The play had its world premiere last week and runs through Sunday, March 26, at the Boch Center Shubert Theatre in Boston. We asked Frangieh to discuss the play as well as how his Northeastern experience prepared him for his career in theater. After graduating, he founded the Boston Theater Company, a nonprofit presenting the play in association with the Boch Center.

Next month, Frangieh will run the Boston Marathon for the first time. He says part of his inspiration comes from having met people throughout this process who were injured in the bombings but came back stronger and ran the marathon the following year.

How would you describe the play?

It’s a documentary play. All of the words have been spoken by real people. No one on the creative team wrote any of the lines.
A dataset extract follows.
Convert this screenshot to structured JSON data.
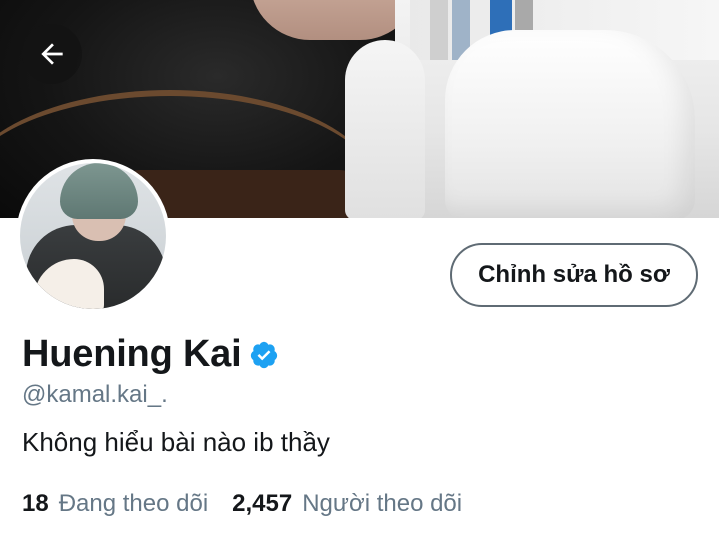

We sat down with people who were injured, who were at the finish line, who were at the hospital, who were thousands of miles away but knew someone there. We used their exact words. The goal has been to honor and remember those who were lost and to celebrate the heroes who rose that day. It was a terrible day. Lives were lost, and many people were injured. But our community came together.

Our play doesn’t focus on the terrorists. We don’t say their names. There are no explosion noises; we use silence. This play isn’t about the bombings. It’s about the people affected, the heroes, and the healing community.
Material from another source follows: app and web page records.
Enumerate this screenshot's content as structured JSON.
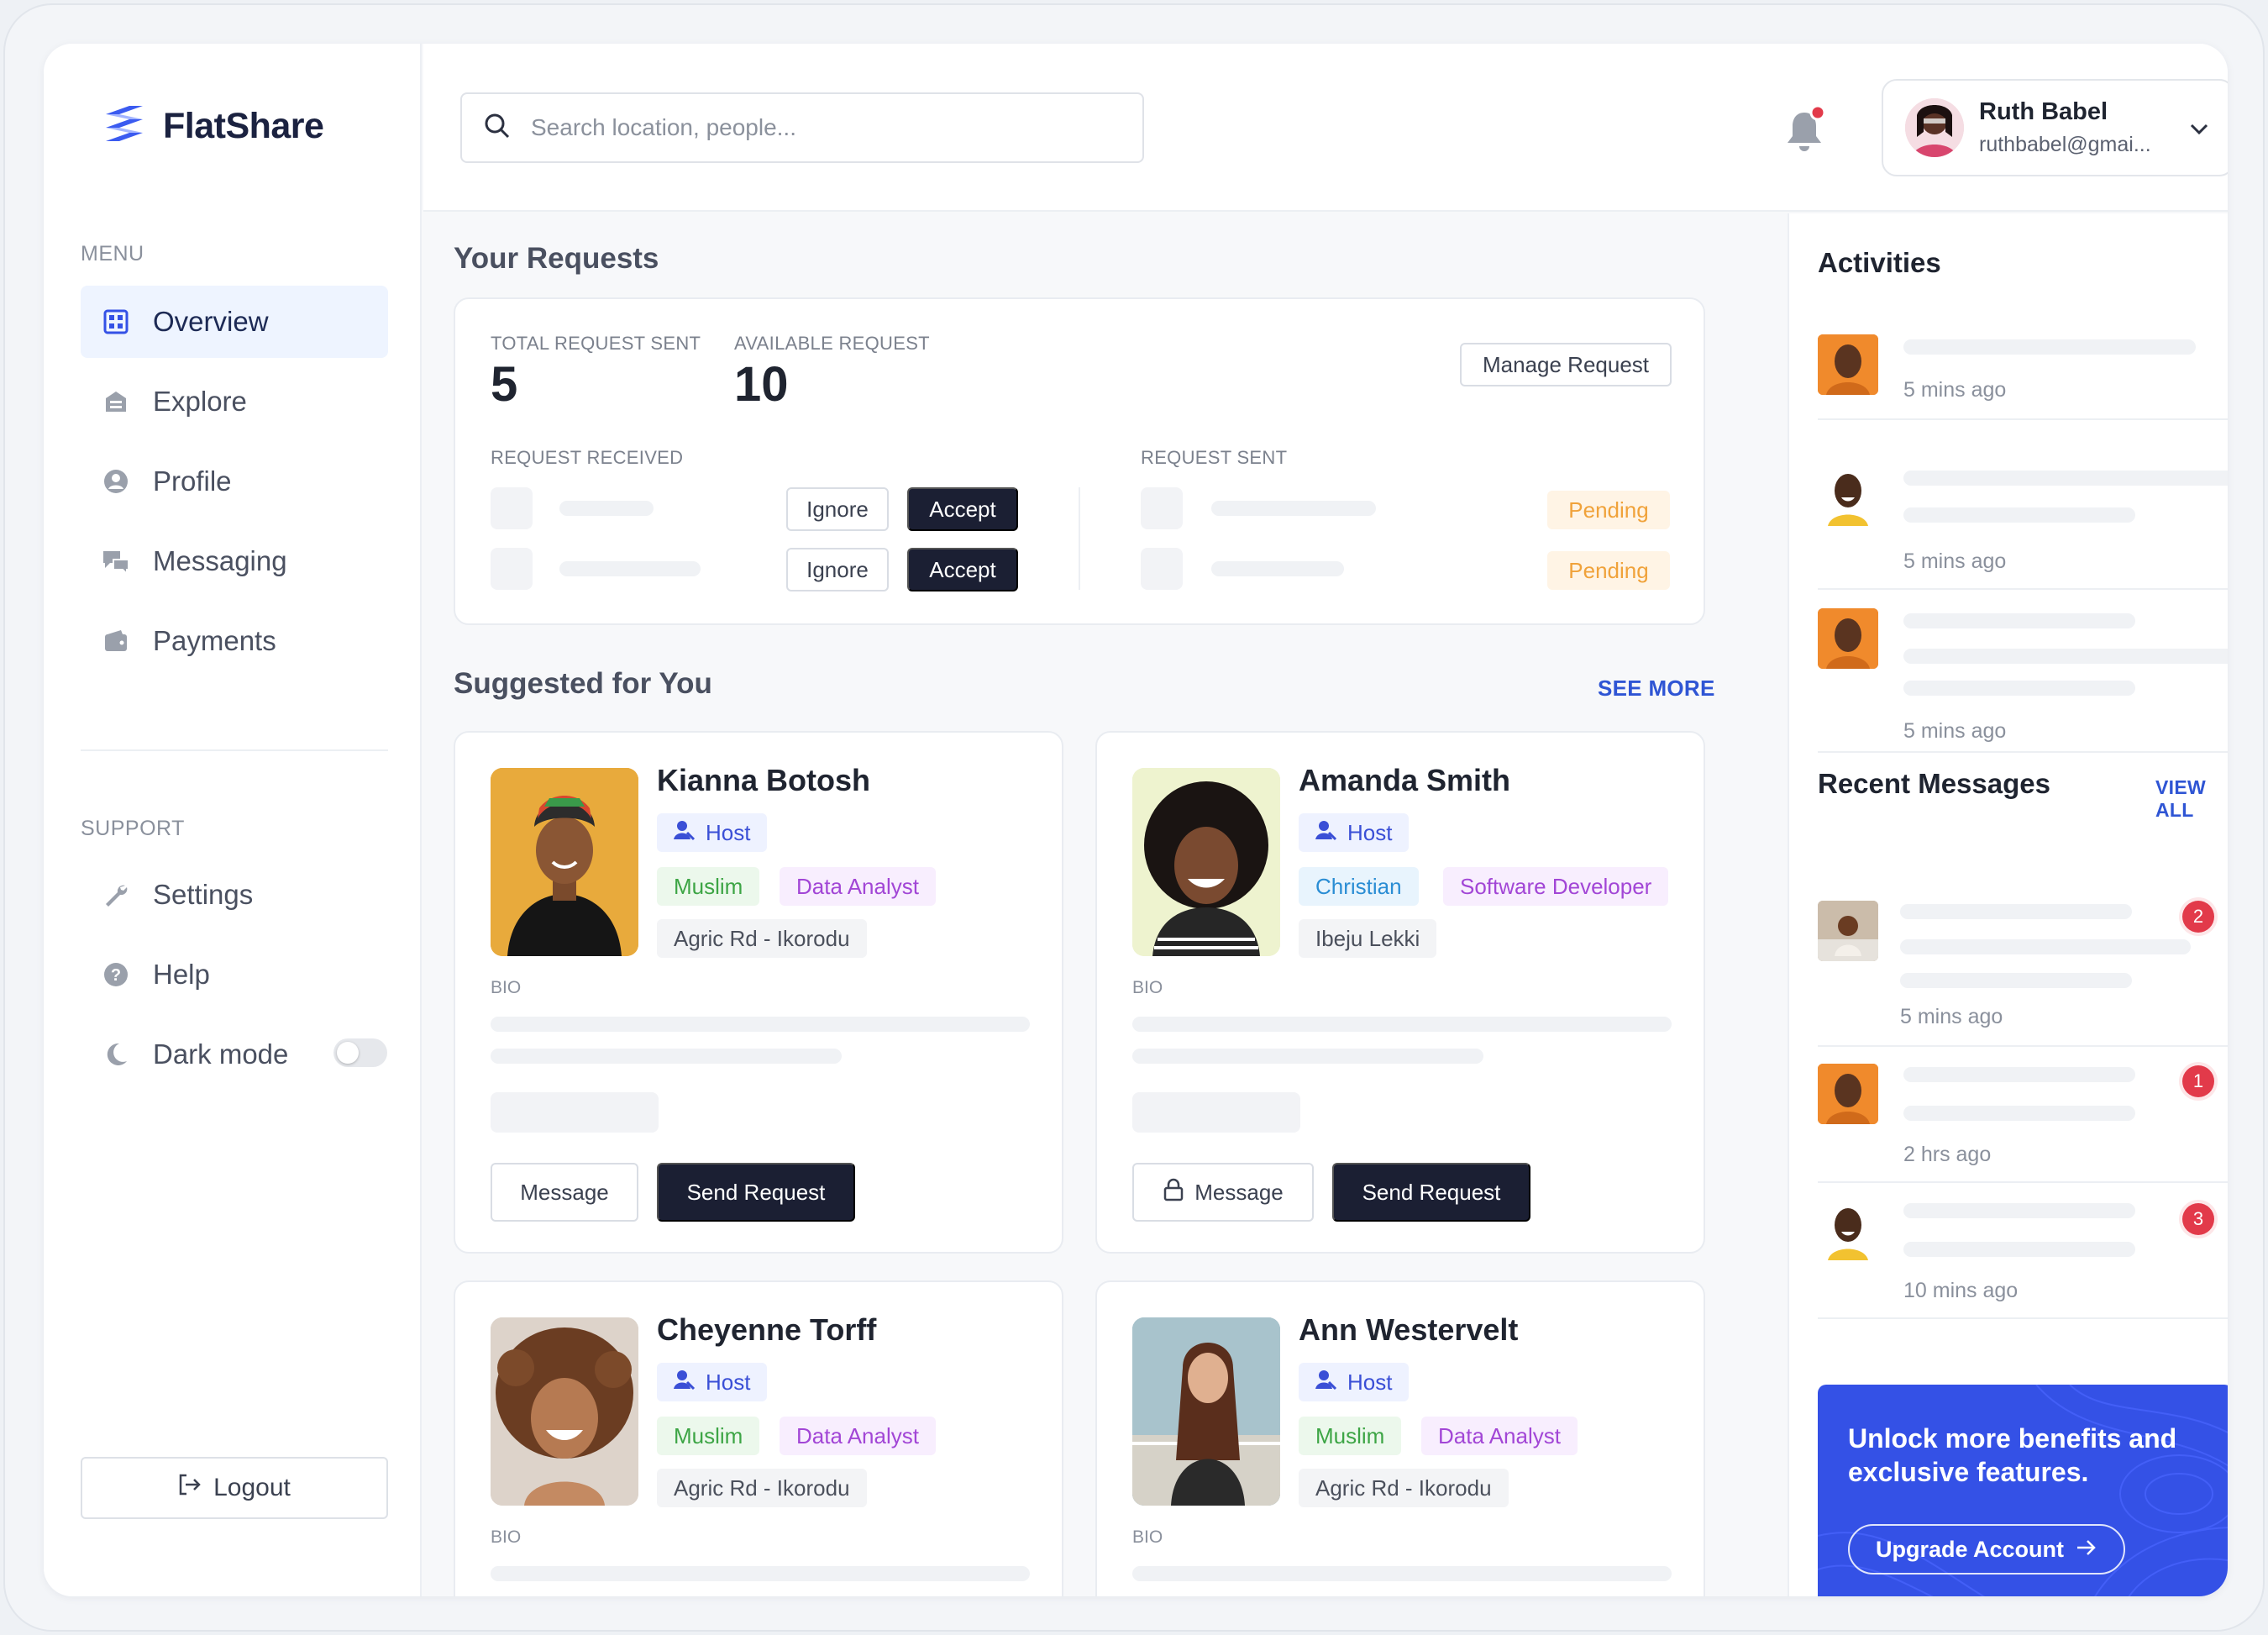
{
  "brand": {
    "name": "FlatShare"
  },
  "sidebar": {
    "menu_label": "MENU",
    "items": [
      {
        "label": "Overview",
        "icon": "grid-icon"
      },
      {
        "label": "Explore",
        "icon": "building-icon"
      },
      {
        "label": "Profile",
        "icon": "user-circle-icon"
      },
      {
        "label": "Messaging",
        "icon": "chat-icon"
      },
      {
        "label": "Payments",
        "icon": "wallet-icon"
      }
    ],
    "support_label": "SUPPORT",
    "support_items": [
      {
        "label": "Settings",
        "icon": "wrench-icon"
      },
      {
        "label": "Help",
        "icon": "help-icon"
      },
      {
        "label": "Dark mode",
        "icon": "moon-icon"
      }
    ],
    "logout_label": "Logout"
  },
  "header": {
    "search_placeholder": "Search location, people...",
    "user_name": "Ruth Babel",
    "user_email": "ruthbabel@gmai..."
  },
  "requests": {
    "title": "Your Requests",
    "total_label": "TOTAL REQUEST SENT",
    "total_value": "5",
    "available_label": "AVAILABLE REQUEST",
    "available_value": "10",
    "manage_label": "Manage Request",
    "received_label": "REQUEST RECEIVED",
    "sent_label": "REQUEST SENT",
    "ignore_label": "Ignore",
    "accept_label": "Accept",
    "pending_label": "Pending"
  },
  "suggested": {
    "title": "Suggested for You",
    "see_more": "SEE MORE",
    "bio_label": "BIO",
    "message_label": "Message",
    "send_label": "Send Request",
    "people": [
      {
        "name": "Kianna Botosh",
        "role": "Host",
        "religion": "Muslim",
        "job": "Data Analyst",
        "location": "Agric Rd - Ikorodu"
      },
      {
        "name": "Amanda Smith",
        "role": "Host",
        "religion": "Christian",
        "job": "Software Developer",
        "location": "Ibeju Lekki"
      },
      {
        "name": "Cheyenne Torff",
        "role": "Host",
        "religion": "Muslim",
        "job": "Data Analyst",
        "location": "Agric Rd - Ikorodu"
      },
      {
        "name": "Ann Westervelt",
        "role": "Host",
        "religion": "Muslim",
        "job": "Data Analyst",
        "location": "Agric Rd - Ikorodu"
      }
    ]
  },
  "activities": {
    "title": "Activities",
    "items": [
      {
        "time": "5 mins ago"
      },
      {
        "time": "5 mins ago"
      },
      {
        "time": "5 mins ago"
      }
    ]
  },
  "messages": {
    "title": "Recent Messages",
    "view_all": "VIEW ALL",
    "items": [
      {
        "time": "5 mins ago",
        "count": "2"
      },
      {
        "time": "2 hrs ago",
        "count": "1"
      },
      {
        "time": "10 mins ago",
        "count": "3"
      }
    ]
  },
  "upgrade": {
    "text": "Unlock more benefits and exclusive features.",
    "button": "Upgrade Account"
  },
  "colors": {
    "accent": "#3451e6",
    "dark_button": "#1b1f33",
    "pending": "#f0a23a",
    "badge": "#e23a4a"
  }
}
The play premiered last week. What struck you most about opening night?

Opening night is always the best night. It’s the most inspiring night for me. It signifies that my work is done and that I’m giving the show over to the cast, crew, and the entire team running the ship. I always open the playbill and read through the names of the people who’ve come together to create this one show. Theater is a collaborative form. What I think was a bit different about Finish Line was how massive the team was. We interviewed 94 people. We had 35 people do those interviews. We did seven workshops for the show. The list goes on and on. Seeing the more than 500 names of people who created this one unified story was really impactful. A community has come together to create this story about a community. I don’t know if I’ll ever get that experience again.

I was also very moved by speaking to the survivors who came out to the Shubert Theatre to see their stories come alive on stage. That was really special.
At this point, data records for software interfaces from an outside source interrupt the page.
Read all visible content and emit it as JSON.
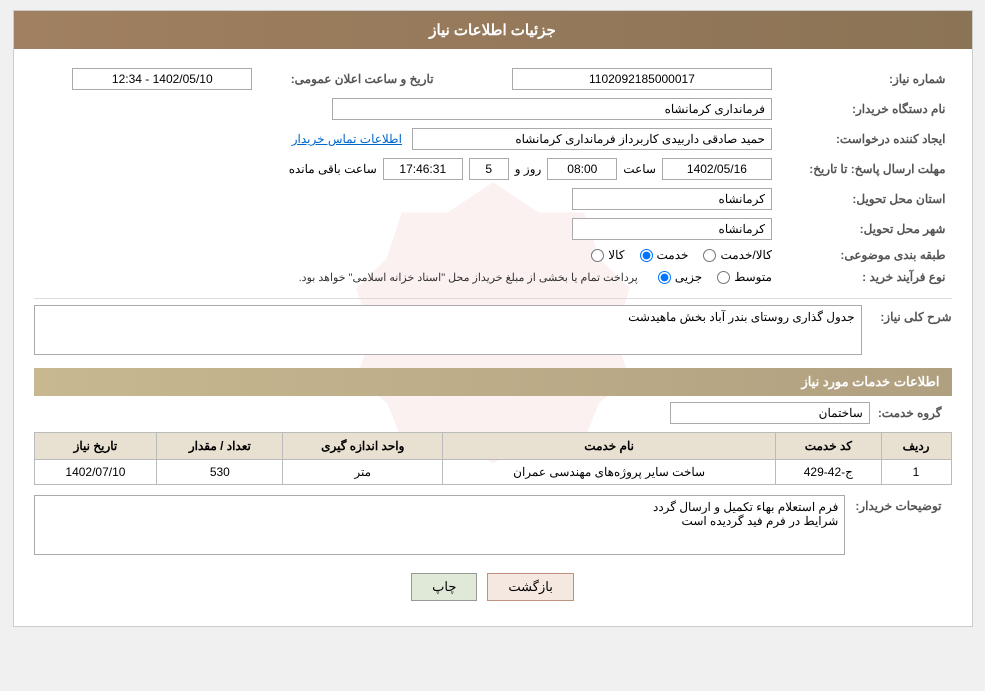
{
  "page": {
    "title": "جزئیات اطلاعات نیاز"
  },
  "header": {
    "print_btn": "چاپ",
    "back_btn": "بازگشت"
  },
  "fields": {
    "need_number_label": "شماره نیاز:",
    "need_number_value": "1102092185000017",
    "buyer_org_label": "نام دستگاه خریدار:",
    "buyer_org_value": "فرمانداری کرمانشاه",
    "creator_label": "ایجاد کننده درخواست:",
    "creator_value": "حمید صادقی داربیدی کاربرداز فرمانداری کرمانشاه",
    "contact_link": "اطلاعات تماس خریدار",
    "announce_datetime_label": "تاریخ و ساعت اعلان عمومی:",
    "announce_datetime_value": "1402/05/10 - 12:34",
    "deadline_label": "مهلت ارسال پاسخ: تا تاریخ:",
    "deadline_date": "1402/05/16",
    "deadline_time_label": "ساعت",
    "deadline_time": "08:00",
    "deadline_days_label": "روز و",
    "deadline_days": "5",
    "deadline_remaining_label": "ساعت باقی مانده",
    "deadline_remaining": "17:46:31",
    "province_label": "استان محل تحویل:",
    "province_value": "کرمانشاه",
    "city_label": "شهر محل تحویل:",
    "city_value": "کرمانشاه",
    "category_label": "طبقه بندی موضوعی:",
    "category_kala": "کالا",
    "category_khadamat": "خدمت",
    "category_kala_khadamat": "کالا/خدمت",
    "category_selected": "khadamat",
    "purchase_type_label": "نوع فرآیند خرید :",
    "purchase_type_jozii": "جزیی",
    "purchase_type_motavasset": "متوسط",
    "purchase_type_note": "پرداخت تمام یا بخشی از مبلغ خریداز محل \"اسناد خزانه اسلامی\" خواهد بود.",
    "purchase_type_selected": "jozii"
  },
  "need_description": {
    "section_label": "شرح کلی نیاز:",
    "value": "جدول گذاری روستای بندر آباد بخش ماهیدشت"
  },
  "services_section": {
    "section_title": "اطلاعات خدمات مورد نیاز",
    "group_label": "گروه خدمت:",
    "group_value": "ساختمان",
    "table_headers": {
      "row_num": "ردیف",
      "service_code": "کد خدمت",
      "service_name": "نام خدمت",
      "unit": "واحد اندازه گیری",
      "quantity": "تعداد / مقدار",
      "need_date": "تاریخ نیاز"
    },
    "table_rows": [
      {
        "row_num": "1",
        "service_code": "ج-42-429",
        "service_name": "ساخت سایر پروژه‌های مهندسی عمران",
        "unit": "متر",
        "quantity": "530",
        "need_date": "1402/07/10"
      }
    ]
  },
  "buyer_notes": {
    "label": "توضیحات خریدار:",
    "line1": "فرم استعلام بهاء تکمیل و ارسال گردد",
    "line2": "شرایط در فرم فید گردیده است"
  }
}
Northeastern students workshop Finish Linelast year at Ryder Hall. Photo courtesy of the Department of Theatre

You co-created and directed this play. What was the most challenging part of this journey for you?

The most difficult thing by far was getting it down to 90 minutes. We had 94 transcripts of interviews, all of which were powerful and impactful stories. But to get the show down to 90 minutes, we focused on 14 fully fleshed out stories. We knew that to tell each story, we needed to tell it fully and in great detail. Telling any more than 14 stories felt like we’d be doing a disservice to them.

How did your Northeastern experience prepare you for your career?

I really enjoyed my time at Northeastern. The Department of Theatre and the university gave me a vast, broad educational experience. I was able to try many different things in the theater art form. I took courses in lighting design, costume design, directing, and acting. When I arrived at Northeastern I wasn’t really interested in learning about all the different roles, but the department encouraged me to do so and it’s one of the best experiences I could’ve had to enter this field. It made me so much more prepared. Take costume design, for example. Taking that course has helped me communicate much better with costume designers and see a show through their eyes.

There’s also something in the fabric of Northeastern about being an entrepreneur. I never thought about starting my own company, but six months after graduation I decided to take the plunge. Many of my friends on campus were not artists; I had friends in business, architecture, communication studies, languages. After graduation when I saw some of these people starting their own businesses and carving out their own paths, it inspired me to do the same.